Goal of the exercise
Each record below must be written out exactly as given.

Available records
•••••
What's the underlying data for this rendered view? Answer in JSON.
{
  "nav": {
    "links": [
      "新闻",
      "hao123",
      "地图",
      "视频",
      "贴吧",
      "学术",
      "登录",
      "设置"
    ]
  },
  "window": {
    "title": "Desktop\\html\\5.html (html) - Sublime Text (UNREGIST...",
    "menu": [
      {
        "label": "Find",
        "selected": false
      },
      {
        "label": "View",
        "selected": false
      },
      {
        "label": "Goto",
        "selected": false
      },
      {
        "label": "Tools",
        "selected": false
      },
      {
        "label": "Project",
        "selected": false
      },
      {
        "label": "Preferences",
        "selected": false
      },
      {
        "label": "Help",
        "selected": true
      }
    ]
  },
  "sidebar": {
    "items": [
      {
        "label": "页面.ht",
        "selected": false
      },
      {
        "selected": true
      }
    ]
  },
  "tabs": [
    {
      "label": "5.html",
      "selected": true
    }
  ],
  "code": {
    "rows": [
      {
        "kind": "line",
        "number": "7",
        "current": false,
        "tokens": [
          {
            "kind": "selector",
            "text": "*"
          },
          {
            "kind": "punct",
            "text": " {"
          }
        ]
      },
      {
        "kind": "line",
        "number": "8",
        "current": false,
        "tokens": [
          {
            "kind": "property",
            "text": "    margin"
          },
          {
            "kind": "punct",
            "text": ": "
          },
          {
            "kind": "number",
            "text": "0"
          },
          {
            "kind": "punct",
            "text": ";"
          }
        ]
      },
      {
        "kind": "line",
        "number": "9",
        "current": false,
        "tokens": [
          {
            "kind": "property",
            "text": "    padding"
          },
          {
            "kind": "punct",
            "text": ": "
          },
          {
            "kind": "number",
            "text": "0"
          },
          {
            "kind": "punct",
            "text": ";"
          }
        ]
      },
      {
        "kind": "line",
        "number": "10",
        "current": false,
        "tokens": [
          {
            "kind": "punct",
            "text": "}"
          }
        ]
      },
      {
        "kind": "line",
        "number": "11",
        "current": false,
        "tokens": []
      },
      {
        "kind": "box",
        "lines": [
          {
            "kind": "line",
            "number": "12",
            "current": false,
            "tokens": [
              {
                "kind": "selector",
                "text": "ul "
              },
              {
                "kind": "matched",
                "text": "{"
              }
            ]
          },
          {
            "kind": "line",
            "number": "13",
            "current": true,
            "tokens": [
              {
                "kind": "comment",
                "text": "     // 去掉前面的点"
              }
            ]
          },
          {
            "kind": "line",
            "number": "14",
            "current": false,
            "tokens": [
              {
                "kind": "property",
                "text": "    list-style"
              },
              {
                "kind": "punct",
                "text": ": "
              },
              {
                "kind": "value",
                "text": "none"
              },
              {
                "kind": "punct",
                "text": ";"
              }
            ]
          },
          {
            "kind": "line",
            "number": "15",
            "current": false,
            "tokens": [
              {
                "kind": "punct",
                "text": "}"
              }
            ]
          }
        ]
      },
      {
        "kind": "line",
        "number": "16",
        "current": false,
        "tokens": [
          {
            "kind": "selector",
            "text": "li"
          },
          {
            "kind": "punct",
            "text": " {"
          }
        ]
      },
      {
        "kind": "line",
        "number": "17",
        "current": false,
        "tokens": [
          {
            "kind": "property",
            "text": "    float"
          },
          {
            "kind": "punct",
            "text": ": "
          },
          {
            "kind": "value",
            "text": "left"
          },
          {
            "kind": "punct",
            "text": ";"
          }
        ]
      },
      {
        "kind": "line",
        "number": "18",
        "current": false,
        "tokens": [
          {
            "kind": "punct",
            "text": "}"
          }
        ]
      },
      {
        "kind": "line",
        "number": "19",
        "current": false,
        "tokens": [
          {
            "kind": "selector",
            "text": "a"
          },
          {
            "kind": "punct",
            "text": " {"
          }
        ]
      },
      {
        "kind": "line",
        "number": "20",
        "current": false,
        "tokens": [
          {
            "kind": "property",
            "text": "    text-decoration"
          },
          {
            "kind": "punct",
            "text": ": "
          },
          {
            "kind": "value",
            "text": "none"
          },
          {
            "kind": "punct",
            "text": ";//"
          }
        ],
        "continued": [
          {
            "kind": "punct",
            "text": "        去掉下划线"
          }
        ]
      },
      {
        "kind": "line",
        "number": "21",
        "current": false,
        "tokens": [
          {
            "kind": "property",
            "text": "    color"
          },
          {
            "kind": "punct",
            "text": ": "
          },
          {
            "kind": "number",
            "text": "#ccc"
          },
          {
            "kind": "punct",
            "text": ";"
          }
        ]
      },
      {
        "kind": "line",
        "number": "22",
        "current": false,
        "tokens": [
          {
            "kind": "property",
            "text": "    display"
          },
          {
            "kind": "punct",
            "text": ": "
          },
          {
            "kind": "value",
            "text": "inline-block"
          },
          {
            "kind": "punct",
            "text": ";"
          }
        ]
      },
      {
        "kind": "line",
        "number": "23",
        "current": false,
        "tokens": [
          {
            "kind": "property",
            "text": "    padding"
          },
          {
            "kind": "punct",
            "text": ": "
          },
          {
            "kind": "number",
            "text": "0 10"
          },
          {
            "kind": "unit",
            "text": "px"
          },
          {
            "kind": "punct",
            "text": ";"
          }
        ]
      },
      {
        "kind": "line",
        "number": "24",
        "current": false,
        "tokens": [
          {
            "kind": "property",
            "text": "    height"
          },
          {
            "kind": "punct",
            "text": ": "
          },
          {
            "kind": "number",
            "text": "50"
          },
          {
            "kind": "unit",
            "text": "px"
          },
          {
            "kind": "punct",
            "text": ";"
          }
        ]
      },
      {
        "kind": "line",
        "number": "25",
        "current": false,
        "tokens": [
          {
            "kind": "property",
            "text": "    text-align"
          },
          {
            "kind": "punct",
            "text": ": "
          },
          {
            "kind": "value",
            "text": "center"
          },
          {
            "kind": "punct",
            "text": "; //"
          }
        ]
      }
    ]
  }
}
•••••
Result
What's the underlying data for this rendered view? Answer in JSON.
{
  "nav": {
    "links": [
      "新闻",
      "hao123",
      "地图",
      "视频",
      "贴吧",
      "学术",
      "登录",
      "设置"
    ]
  },
  "window": {
    "title": "Desktop\\html\\5.html (html) - Sublime Text (UNREGIST...",
    "menu": [
      {
        "label": "Find",
        "selected": false
      },
      {
        "label": "View",
        "selected": false
      },
      {
        "label": "Goto",
        "selected": false
      },
      {
        "label": "Tools",
        "selected": false
      },
      {
        "label": "Project",
        "selected": false
      },
      {
        "label": "Preferences",
        "selected": false
      },
      {
        "label": "Help",
        "selected": true
      }
    ]
  },
  "sidebar": {
    "items": [
      {
        "label": "页面.ht",
        "selected": false
      },
      {
        "selected": true
      }
    ]
  },
  "tabs": [
    {
      "label": "5.html",
      "selected": true
    }
  ],
  "code": {
    "rows": [
      {
        "kind": "line",
        "number": "7",
        "current": false,
        "tokens": [
          {
            "kind": "selector",
            "text": "*"
          },
          {
            "kind": "punct",
            "text": " {"
          }
        ]
      },
      {
        "kind": "line",
        "number": "8",
        "current": false,
        "tokens": [
          {
            "kind": "property",
            "text": "    margin"
          },
          {
            "kind": "punct",
            "text": ": "
          },
          {
            "kind": "number",
            "text": "0"
          },
          {
            "kind": "punct",
            "text": ";"
          }
        ]
      },
      {
        "kind": "line",
        "number": "9",
        "current": false,
        "tokens": [
          {
            "kind": "property",
            "text": "    padding"
          },
          {
            "kind": "punct",
            "text": ": "
          },
          {
            "kind": "number",
            "text": "0"
          },
          {
            "kind": "punct",
            "text": ";"
          }
        ]
      },
      {
        "kind": "line",
        "number": "10",
        "current": false,
        "tokens": [
          {
            "kind": "punct",
            "text": "}"
          }
        ]
      },
      {
        "kind": "line",
        "number": "11",
        "current": false,
        "tokens": []
      },
      {
        "kind": "box",
        "lines": [
          {
            "kind": "line",
            "number": "12",
            "current": false,
            "tokens": [
              {
                "kind": "selector",
                "text": "ul "
              },
              {
                "kind": "matched",
                "text": "{"
              }
            ]
          },
          {
            "kind": "line",
            "number": "13",
            "current": true,
            "tokens": [
              {
                "kind": "comment",
                "text": "     // 去掉前面的点"
              }
            ]
          },
          {
            "kind": "line",
            "number": "14",
            "current": false,
            "tokens": [
              {
                "kind": "property",
                "text": "    list-style"
              },
              {
                "kind": "punct",
                "text": ": "
              },
              {
                "kind": "value",
                "text": "none"
              },
              {
                "kind": "punct",
                "text": ";"
              }
            ]
          },
          {
            "kind": "line",
            "number": "15",
            "current": false,
            "tokens": [
              {
                "kind": "punct",
                "text": "}"
              }
            ]
          }
        ]
      },
      {
        "kind": "line",
        "number": "16",
        "current": false,
        "tokens": [
          {
            "kind": "selector",
            "text": "li"
          },
          {
            "kind": "punct",
            "text": " {"
          }
        ]
      },
      {
        "kind": "line",
        "number": "17",
        "current": false,
        "tokens": [
          {
            "kind": "property",
            "text": "    float"
          },
          {
            "kind": "punct",
            "text": ": "
          },
          {
            "kind": "value",
            "text": "left"
          },
          {
            "kind": "punct",
            "text": ";"
          }
        ]
      },
      {
        "kind": "line",
        "number": "18",
        "current": false,
        "tokens": [
          {
            "kind": "punct",
            "text": "}"
          }
        ]
      },
      {
        "kind": "line",
        "number": "19",
        "current": false,
        "tokens": [
          {
            "kind": "selector",
            "text": "a"
          },
          {
            "kind": "punct",
            "text": " {"
          }
        ]
      },
      {
        "kind": "line",
        "number": "20",
        "current": false,
        "tokens": [
          {
            "kind": "property",
            "text": "    text-decoration"
          },
          {
            "kind": "punct",
            "text": ": "
          },
          {
            "kind": "value",
            "text": "none"
          },
          {
            "kind": "punct",
            "text": ";//"
          }
        ],
        "continued": [
          {
            "kind": "punct",
            "text": "        去掉下划线"
          }
        ]
      },
      {
        "kind": "line",
        "number": "21",
        "current": false,
        "tokens": [
          {
            "kind": "property",
            "text": "    color"
          },
          {
            "kind": "punct",
            "text": ": "
          },
          {
            "kind": "number",
            "text": "#ccc"
          },
          {
            "kind": "punct",
            "text": ";"
          }
        ]
      },
      {
        "kind": "line",
        "number": "22",
        "current": false,
        "tokens": [
          {
            "kind": "property",
            "text": "    display"
          },
          {
            "kind": "punct",
            "text": ": "
          },
          {
            "kind": "value",
            "text": "inline-block"
          },
          {
            "kind": "punct",
            "text": ";"
          }
        ]
      },
      {
        "kind": "line",
        "number": "23",
        "current": false,
        "tokens": [
          {
            "kind": "property",
            "text": "    padding"
          },
          {
            "kind": "punct",
            "text": ": "
          },
          {
            "kind": "number",
            "text": "0 10"
          },
          {
            "kind": "unit",
            "text": "px"
          },
          {
            "kind": "punct",
            "text": ";"
          }
        ]
      },
      {
        "kind": "line",
        "number": "24",
        "current": false,
        "tokens": [
          {
            "kind": "property",
            "text": "    height"
          },
          {
            "kind": "punct",
            "text": ": "
          },
          {
            "kind": "number",
            "text": "50"
          },
          {
            "kind": "unit",
            "text": "px"
          },
          {
            "kind": "punct",
            "text": ";"
          }
        ]
      },
      {
        "kind": "line",
        "number": "25",
        "current": false,
        "tokens": [
          {
            "kind": "property",
            "text": "    text-align"
          },
          {
            "kind": "punct",
            "text": ": "
          },
          {
            "kind": "value",
            "text": "center"
          },
          {
            "kind": "punct",
            "text": "; //"
          }
        ]
      }
    ]
  }
}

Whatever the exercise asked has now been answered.